He was 68, according to the Observer-Dispatch.
Recognized for his smooth, unwavering delivery, Jefferson was well regarded in Washington and Greene counties during his four decades in the news industry. He retired in June 2017 after 43 years at the station – most of them as an anchor – in his only professional job.
He was a tutor, as well, and a role model for Bob Gregg, operations director at WJPA. They knew each other for nearly 40 years.
“Jim was here in the afternoons when I was in high school, walking around here trying to learn stuff,” Gregg said. “The Jim Jefferson that people knew on the air was the one we at the station knew personally. He was real, he was fair and he was honest.
Bill DiFabio, a longtime radio personality in the Pittsburgh region, said his friend “is the best news professional I’ve been associated with.
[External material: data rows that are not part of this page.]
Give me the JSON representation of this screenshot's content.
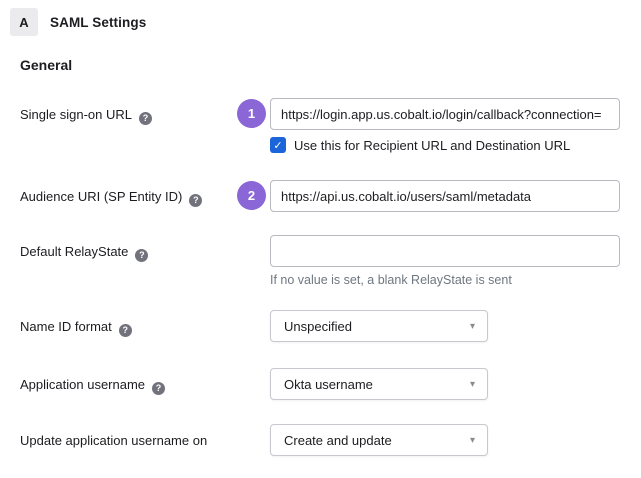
{
  "header": {
    "app_initial": "A",
    "title": "SAML Settings"
  },
  "section_title": "General",
  "icons": {
    "help": "?",
    "check": "✓",
    "caret": "▾"
  },
  "colors": {
    "badge_purple": "#8b66d6",
    "checkbox_blue": "#1b64d9",
    "helper_gray": "#6e7780",
    "app_icon_bg": "#ebebed"
  },
  "fields": {
    "sso": {
      "label": "Single sign-on URL",
      "badge": "1",
      "value": "https://login.app.us.cobalt.io/login/callback?connection=",
      "checkbox_label": "Use this for Recipient URL and Destination URL",
      "checkbox_checked": true
    },
    "audience": {
      "label": "Audience URI (SP Entity ID)",
      "badge": "2",
      "value": "https://api.us.cobalt.io/users/saml/metadata"
    },
    "relaystate": {
      "label": "Default RelayState",
      "value": "",
      "helper": "If no value is set, a blank RelayState is sent"
    },
    "nameid": {
      "label": "Name ID format",
      "value": "Unspecified"
    },
    "appusername": {
      "label": "Application username",
      "value": "Okta username"
    },
    "update_on": {
      "label": "Update application username on",
      "value": "Create and update"
    }
  }
}
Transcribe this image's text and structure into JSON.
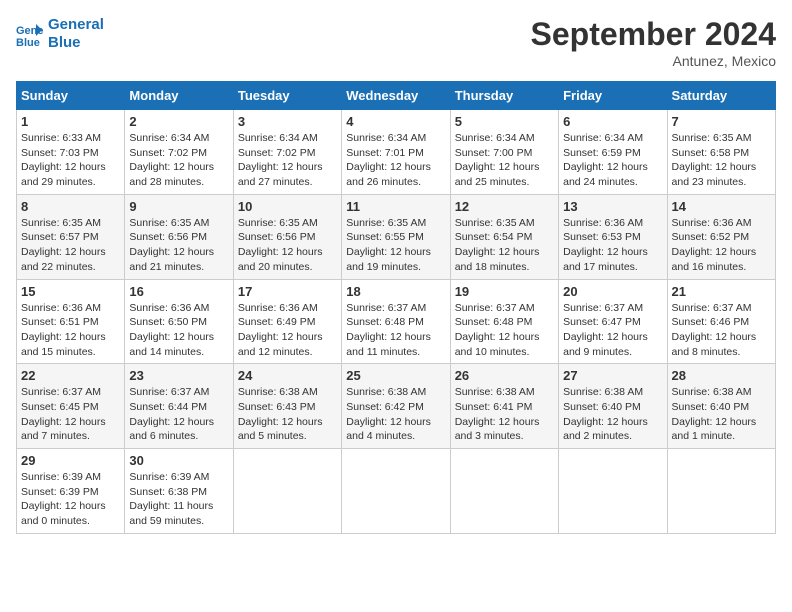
{
  "header": {
    "logo_line1": "General",
    "logo_line2": "Blue",
    "month": "September 2024",
    "location": "Antunez, Mexico"
  },
  "days_of_week": [
    "Sunday",
    "Monday",
    "Tuesday",
    "Wednesday",
    "Thursday",
    "Friday",
    "Saturday"
  ],
  "weeks": [
    [
      {
        "day": "1",
        "info": "Sunrise: 6:33 AM\nSunset: 7:03 PM\nDaylight: 12 hours\nand 29 minutes."
      },
      {
        "day": "2",
        "info": "Sunrise: 6:34 AM\nSunset: 7:02 PM\nDaylight: 12 hours\nand 28 minutes."
      },
      {
        "day": "3",
        "info": "Sunrise: 6:34 AM\nSunset: 7:02 PM\nDaylight: 12 hours\nand 27 minutes."
      },
      {
        "day": "4",
        "info": "Sunrise: 6:34 AM\nSunset: 7:01 PM\nDaylight: 12 hours\nand 26 minutes."
      },
      {
        "day": "5",
        "info": "Sunrise: 6:34 AM\nSunset: 7:00 PM\nDaylight: 12 hours\nand 25 minutes."
      },
      {
        "day": "6",
        "info": "Sunrise: 6:34 AM\nSunset: 6:59 PM\nDaylight: 12 hours\nand 24 minutes."
      },
      {
        "day": "7",
        "info": "Sunrise: 6:35 AM\nSunset: 6:58 PM\nDaylight: 12 hours\nand 23 minutes."
      }
    ],
    [
      {
        "day": "8",
        "info": "Sunrise: 6:35 AM\nSunset: 6:57 PM\nDaylight: 12 hours\nand 22 minutes."
      },
      {
        "day": "9",
        "info": "Sunrise: 6:35 AM\nSunset: 6:56 PM\nDaylight: 12 hours\nand 21 minutes."
      },
      {
        "day": "10",
        "info": "Sunrise: 6:35 AM\nSunset: 6:56 PM\nDaylight: 12 hours\nand 20 minutes."
      },
      {
        "day": "11",
        "info": "Sunrise: 6:35 AM\nSunset: 6:55 PM\nDaylight: 12 hours\nand 19 minutes."
      },
      {
        "day": "12",
        "info": "Sunrise: 6:35 AM\nSunset: 6:54 PM\nDaylight: 12 hours\nand 18 minutes."
      },
      {
        "day": "13",
        "info": "Sunrise: 6:36 AM\nSunset: 6:53 PM\nDaylight: 12 hours\nand 17 minutes."
      },
      {
        "day": "14",
        "info": "Sunrise: 6:36 AM\nSunset: 6:52 PM\nDaylight: 12 hours\nand 16 minutes."
      }
    ],
    [
      {
        "day": "15",
        "info": "Sunrise: 6:36 AM\nSunset: 6:51 PM\nDaylight: 12 hours\nand 15 minutes."
      },
      {
        "day": "16",
        "info": "Sunrise: 6:36 AM\nSunset: 6:50 PM\nDaylight: 12 hours\nand 14 minutes."
      },
      {
        "day": "17",
        "info": "Sunrise: 6:36 AM\nSunset: 6:49 PM\nDaylight: 12 hours\nand 12 minutes."
      },
      {
        "day": "18",
        "info": "Sunrise: 6:37 AM\nSunset: 6:48 PM\nDaylight: 12 hours\nand 11 minutes."
      },
      {
        "day": "19",
        "info": "Sunrise: 6:37 AM\nSunset: 6:48 PM\nDaylight: 12 hours\nand 10 minutes."
      },
      {
        "day": "20",
        "info": "Sunrise: 6:37 AM\nSunset: 6:47 PM\nDaylight: 12 hours\nand 9 minutes."
      },
      {
        "day": "21",
        "info": "Sunrise: 6:37 AM\nSunset: 6:46 PM\nDaylight: 12 hours\nand 8 minutes."
      }
    ],
    [
      {
        "day": "22",
        "info": "Sunrise: 6:37 AM\nSunset: 6:45 PM\nDaylight: 12 hours\nand 7 minutes."
      },
      {
        "day": "23",
        "info": "Sunrise: 6:37 AM\nSunset: 6:44 PM\nDaylight: 12 hours\nand 6 minutes."
      },
      {
        "day": "24",
        "info": "Sunrise: 6:38 AM\nSunset: 6:43 PM\nDaylight: 12 hours\nand 5 minutes."
      },
      {
        "day": "25",
        "info": "Sunrise: 6:38 AM\nSunset: 6:42 PM\nDaylight: 12 hours\nand 4 minutes."
      },
      {
        "day": "26",
        "info": "Sunrise: 6:38 AM\nSunset: 6:41 PM\nDaylight: 12 hours\nand 3 minutes."
      },
      {
        "day": "27",
        "info": "Sunrise: 6:38 AM\nSunset: 6:40 PM\nDaylight: 12 hours\nand 2 minutes."
      },
      {
        "day": "28",
        "info": "Sunrise: 6:38 AM\nSunset: 6:40 PM\nDaylight: 12 hours\nand 1 minute."
      }
    ],
    [
      {
        "day": "29",
        "info": "Sunrise: 6:39 AM\nSunset: 6:39 PM\nDaylight: 12 hours\nand 0 minutes."
      },
      {
        "day": "30",
        "info": "Sunrise: 6:39 AM\nSunset: 6:38 PM\nDaylight: 11 hours\nand 59 minutes."
      },
      {
        "day": "",
        "info": ""
      },
      {
        "day": "",
        "info": ""
      },
      {
        "day": "",
        "info": ""
      },
      {
        "day": "",
        "info": ""
      },
      {
        "day": "",
        "info": ""
      }
    ]
  ]
}
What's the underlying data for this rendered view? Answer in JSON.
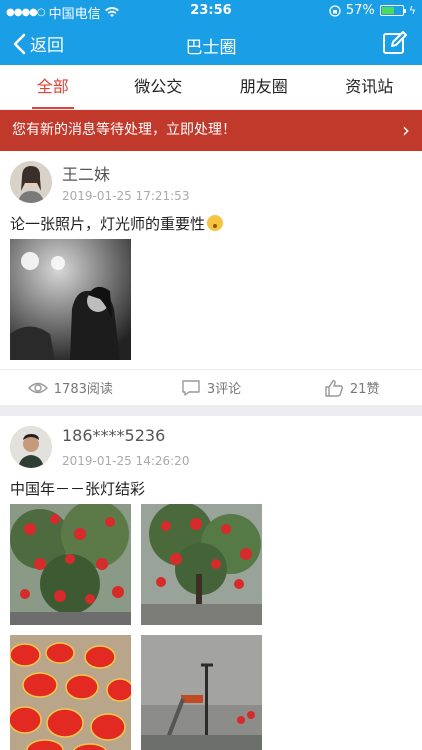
{
  "status": {
    "carrier": "中国电信",
    "time": "23:56",
    "battery": "57%"
  },
  "nav": {
    "back_label": "返回",
    "title": "巴士圈"
  },
  "tabs": [
    {
      "label": "全部"
    },
    {
      "label": "微公交"
    },
    {
      "label": "朋友圈"
    },
    {
      "label": "资讯站"
    }
  ],
  "banner": {
    "text": "您有新的消息等待处理，立即处理！"
  },
  "posts": [
    {
      "user": "王二妹",
      "time": "2019-01-25 17:21:53",
      "text": "论一张照片，灯光师的重要性",
      "reads": "1783阅读",
      "comments": "3评论",
      "likes": "21赞"
    },
    {
      "user": "186****5236",
      "time": "2019-01-25 14:26:20",
      "text": "中国年－－张灯结彩"
    }
  ]
}
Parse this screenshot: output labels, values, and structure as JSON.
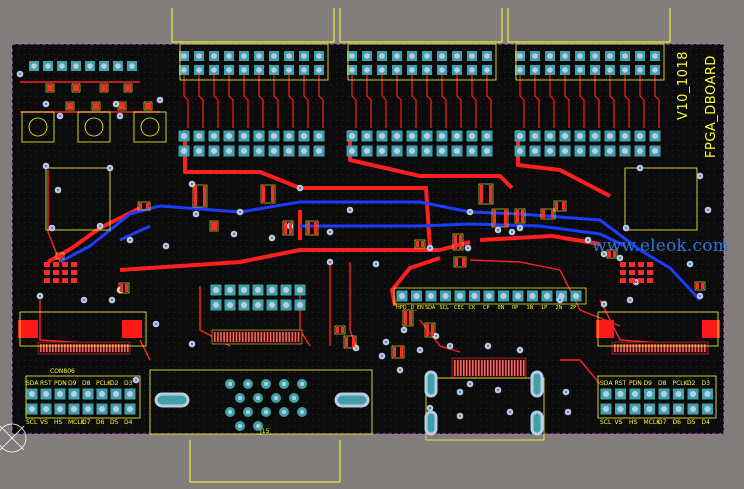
{
  "board": {
    "version": "V10_1018",
    "name": "FPGA_DBOARD",
    "watermark": "www.eleok.com",
    "connector_label": "CON806",
    "port_label": "J15",
    "left_port_top_row": [
      "SDA",
      "RST",
      "PDN",
      "D9",
      "D8",
      "PCLK",
      "D2",
      "D3"
    ],
    "left_port_bottom_row": [
      "SCL",
      "VS",
      "HS",
      "MCLK",
      "D7",
      "D6",
      "D5",
      "D4"
    ],
    "right_port_top_row": [
      "SDA",
      "RST",
      "PDN",
      "D9",
      "D8",
      "PCLK",
      "D2",
      "D3"
    ],
    "right_port_bottom_row": [
      "SCL",
      "VS",
      "HS",
      "MCLK",
      "D7",
      "D6",
      "D5",
      "D4"
    ],
    "mid_header_labels": [
      "HPD",
      "D_EN",
      "SDA",
      "SCL",
      "CEC",
      "CK",
      "CP",
      "0N",
      "0P",
      "1N",
      "1P",
      "2N",
      "2P"
    ],
    "colors": {
      "board": "#0b0b0b",
      "background": "#807d7a",
      "silkscreen": "#ffff33",
      "top_copper": "#ff1f1f",
      "bottom_copper": "#1c3cff",
      "pad": "#3fa0a8",
      "drill": "#b9cbe8",
      "outline": "#cc66cc"
    }
  }
}
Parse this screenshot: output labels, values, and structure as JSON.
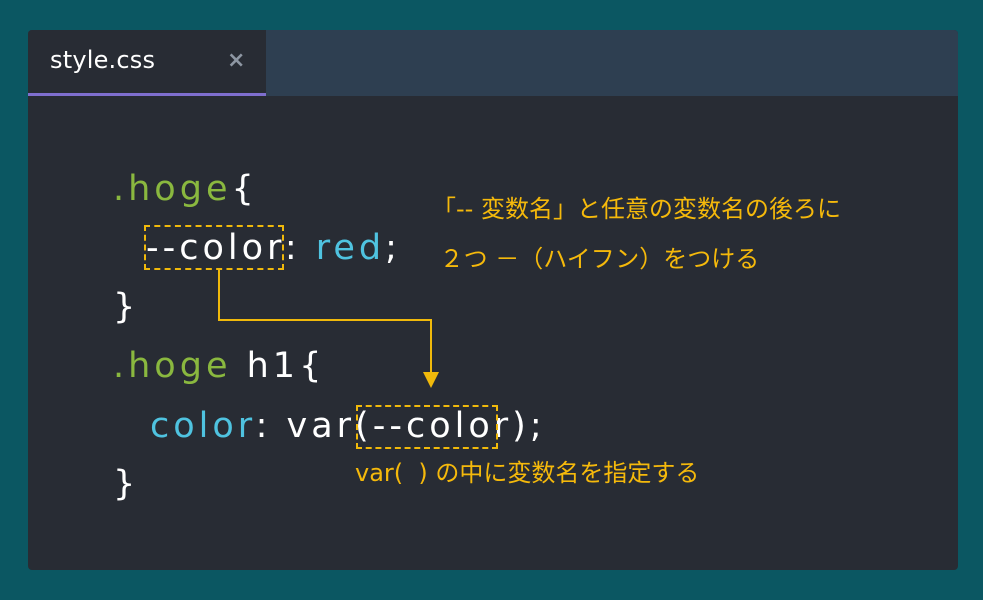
{
  "tab": {
    "title": "style.css",
    "close_icon": "close-icon",
    "close_glyph": "×"
  },
  "code": {
    "line1": {
      "selector": ".hoge",
      "brace": "{"
    },
    "line2": {
      "property": "--color",
      "colon": ":",
      "value": "red",
      "semicolon": ";"
    },
    "line3": {
      "brace": "}"
    },
    "line4": {
      "selector": ".hoge",
      "element": " h1",
      "brace": "{"
    },
    "line5": {
      "property": "color",
      "colon": ":",
      "func": " var(",
      "arg": "--color",
      "close": ");"
    },
    "line6": {
      "brace": "}"
    }
  },
  "annotations": {
    "note1_line1": "「-- 変数名」と任意の変数名の後ろに",
    "note1_line2": " ２つ －（ハイフン）をつける",
    "note2": "var(  ) の中に変数名を指定する"
  },
  "colors": {
    "background": "#0b5762",
    "editor": "#282c34",
    "tabbar": "#2e3f51",
    "tab_underline": "#7f6fcf",
    "selector": "#8ab83f",
    "property": "#4fc3e0",
    "annotation": "#f5b90b"
  }
}
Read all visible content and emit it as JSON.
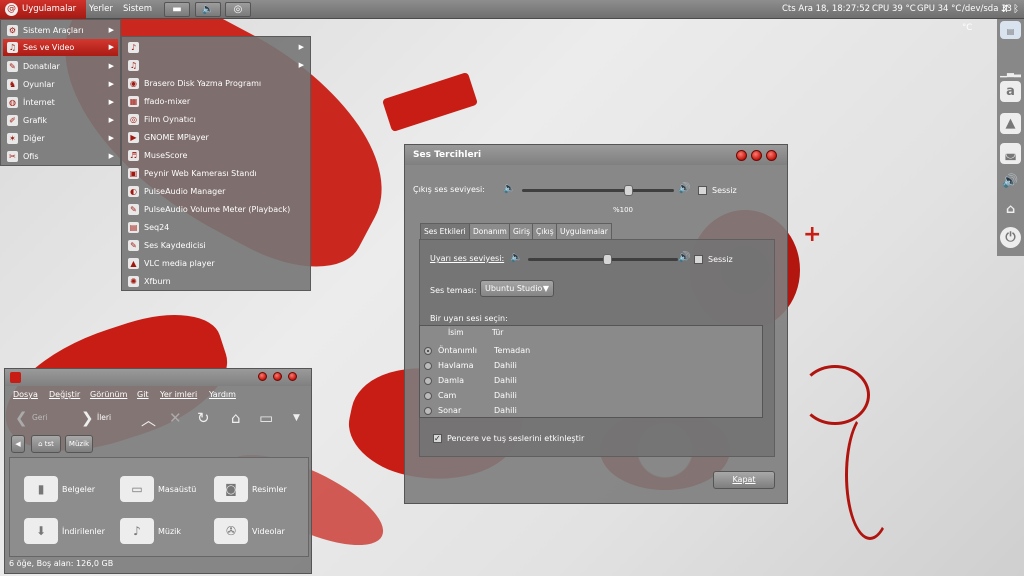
{
  "top_panel": {
    "applications": "Uygulamalar",
    "places": "Yerler",
    "system": "Sistem",
    "clock": "Cts Ara 18, 18:27:52",
    "cpu": "CPU 39 °C",
    "gpu": "GPU 34 °C",
    "disk": "/dev/sda 33 °C"
  },
  "app_menu": {
    "categories": [
      {
        "label": "Sistem Araçları",
        "icon": "gear-icon"
      },
      {
        "label": "Ses ve Video",
        "icon": "media-icon"
      },
      {
        "label": "Donatılar",
        "icon": "tools-icon"
      },
      {
        "label": "Oyunlar",
        "icon": "game-icon"
      },
      {
        "label": "İnternet",
        "icon": "globe-icon"
      },
      {
        "label": "Grafik",
        "icon": "paint-icon"
      },
      {
        "label": "Diğer",
        "icon": "star-icon"
      },
      {
        "label": "Ofis",
        "icon": "clip-icon"
      }
    ],
    "submenu": [
      {
        "label": "",
        "icon": "music-note-icon"
      },
      {
        "label": "",
        "icon": "media-icon"
      },
      {
        "label": "Brasero Disk Yazma Programı",
        "icon": "disc-icon"
      },
      {
        "label": "ffado-mixer",
        "icon": "mixer-icon"
      },
      {
        "label": "Film Oynatıcı",
        "icon": "film-icon"
      },
      {
        "label": "GNOME MPlayer",
        "icon": "play-icon"
      },
      {
        "label": "MuseScore",
        "icon": "score-icon"
      },
      {
        "label": "Peynir Web Kamerası Standı",
        "icon": "webcam-icon"
      },
      {
        "label": "PulseAudio Manager",
        "icon": "speaker-icon"
      },
      {
        "label": "PulseAudio Volume Meter (Playback)",
        "icon": "microphone-icon"
      },
      {
        "label": "Seq24",
        "icon": "seq-icon"
      },
      {
        "label": "Ses Kaydedicisi",
        "icon": "microphone-icon"
      },
      {
        "label": "VLC media player",
        "icon": "cone-icon"
      },
      {
        "label": "Xfburn",
        "icon": "burn-icon"
      }
    ]
  },
  "sound_prefs": {
    "title": "Ses Tercihleri",
    "output_volume_label": "Çıkış ses seviyesi:",
    "mute_label": "Sessiz",
    "output_volume_percent": "%100",
    "output_volume_value": 0.71,
    "tabs": [
      "Ses Etkileri",
      "Donanım",
      "Giriş",
      "Çıkış",
      "Uygulamalar"
    ],
    "alert_volume_label": "Uyarı ses seviyesi:",
    "alert_volume_value": 0.53,
    "theme_label": "Ses teması:",
    "theme_value": "Ubuntu Studio",
    "choose_alert_label": "Bir uyarı sesi seçin:",
    "col_name": "İsim",
    "col_type": "Tür",
    "alerts": [
      {
        "name": "Öntanımlı",
        "type": "Temadan",
        "selected": true
      },
      {
        "name": "Havlama",
        "type": "Dahili",
        "selected": false
      },
      {
        "name": "Damla",
        "type": "Dahili",
        "selected": false
      },
      {
        "name": "Cam",
        "type": "Dahili",
        "selected": false
      },
      {
        "name": "Sonar",
        "type": "Dahili",
        "selected": false
      }
    ],
    "window_sounds_label": "Pencere ve tuş seslerini etkinleştir",
    "close_label": "Kapat"
  },
  "file_manager": {
    "menus": [
      "Dosya",
      "Değiştir",
      "Görünüm",
      "Git",
      "Yer imleri",
      "Yardım"
    ],
    "back_label": "Geri",
    "forward_label": "İleri",
    "path_home": "tst",
    "path_music": "Müzik",
    "items": [
      {
        "label": "Belgeler",
        "icon": "document-icon"
      },
      {
        "label": "Masaüstü",
        "icon": "desktop-icon"
      },
      {
        "label": "Resimler",
        "icon": "camera-icon"
      },
      {
        "label": "İndirilenler",
        "icon": "download-icon"
      },
      {
        "label": "Müzik",
        "icon": "music-note-icon"
      },
      {
        "label": "Videolar",
        "icon": "film-icon"
      }
    ],
    "status": "6 öğe, Boş alan: 126,0 GB"
  },
  "colors": {
    "accent": "#c81d14",
    "panel": "#7a7a7a"
  }
}
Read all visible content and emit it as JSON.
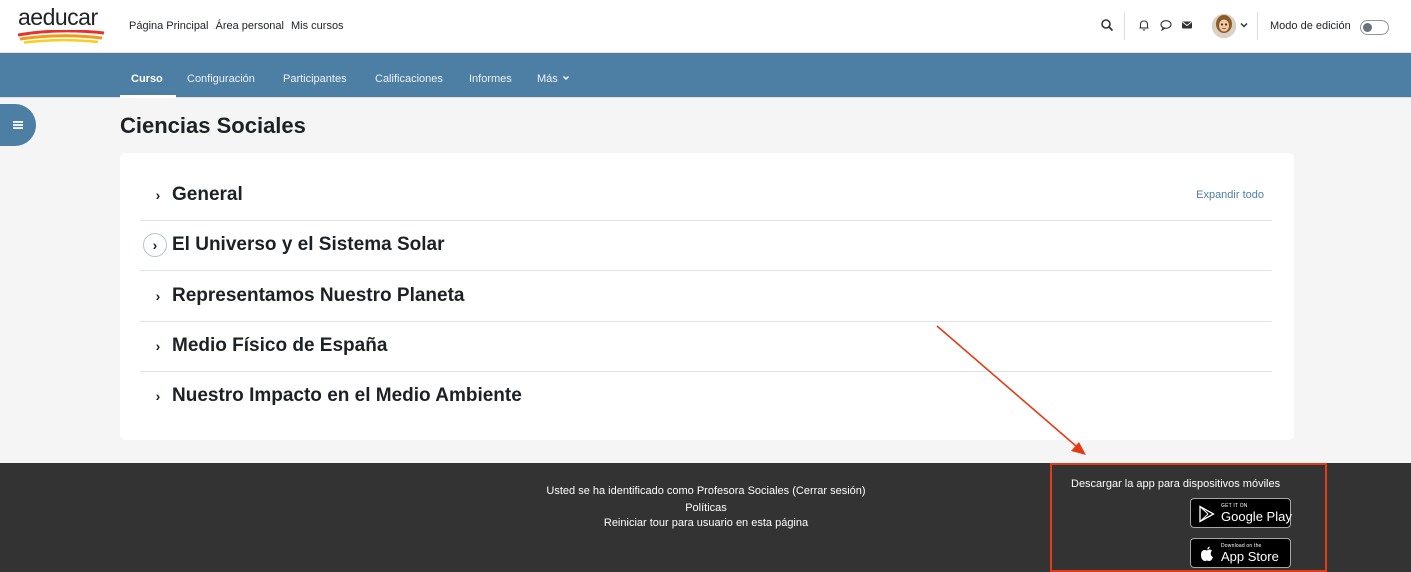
{
  "brand": {
    "logo_text": "aeducar"
  },
  "top_nav": {
    "links": [
      "Página Principal",
      "Área personal",
      "Mis cursos"
    ],
    "edit_mode_label": "Modo de edición",
    "icons": [
      "search-icon",
      "bell-icon",
      "chat-icon",
      "envelope-icon",
      "avatar",
      "chevron-down-icon"
    ]
  },
  "course_nav": {
    "tabs": [
      {
        "label": "Curso",
        "active": true
      },
      {
        "label": "Configuración",
        "active": false
      },
      {
        "label": "Participantes",
        "active": false
      },
      {
        "label": "Calificaciones",
        "active": false
      },
      {
        "label": "Informes",
        "active": false
      },
      {
        "label": "Más",
        "active": false
      }
    ]
  },
  "course": {
    "title": "Ciencias Sociales",
    "expand_all": "Expandir todo",
    "sections": [
      "General",
      "El Universo y el Sistema Solar",
      "Representamos Nuestro Planeta",
      "Medio Físico de España",
      "Nuestro Impacto en el Medio Ambiente"
    ]
  },
  "footer": {
    "logged_in": "Usted se ha identificado como Profesora Sociales (Cerrar sesión)",
    "policies": "Políticas",
    "reset_tour": "Reiniciar tour para usuario en esta página",
    "app_title": "Descargar la app para dispositivos móviles",
    "google_play": {
      "small": "GET IT ON",
      "big": "Google Play"
    },
    "app_store": {
      "small": "Download on the",
      "big": "App Store"
    }
  },
  "colors": {
    "primary": "#4d7ea4",
    "footer_bg": "#333333",
    "annotation": "#e43b17"
  }
}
You’d marvel at his work.”
Jefferson retired with a measure of trepidation, saying he was going to miss “the interactions with people. The interviews with police, political officials, the district attorney, judges ...” He also enjoyed working alongside Pete Povich, the station’s program director, his on-air partner for 31 years.
Hanging up his microphone, however, gave Jefferson an opportunity to pursue more avidly pursue other passions: his family, playing golf and traveling.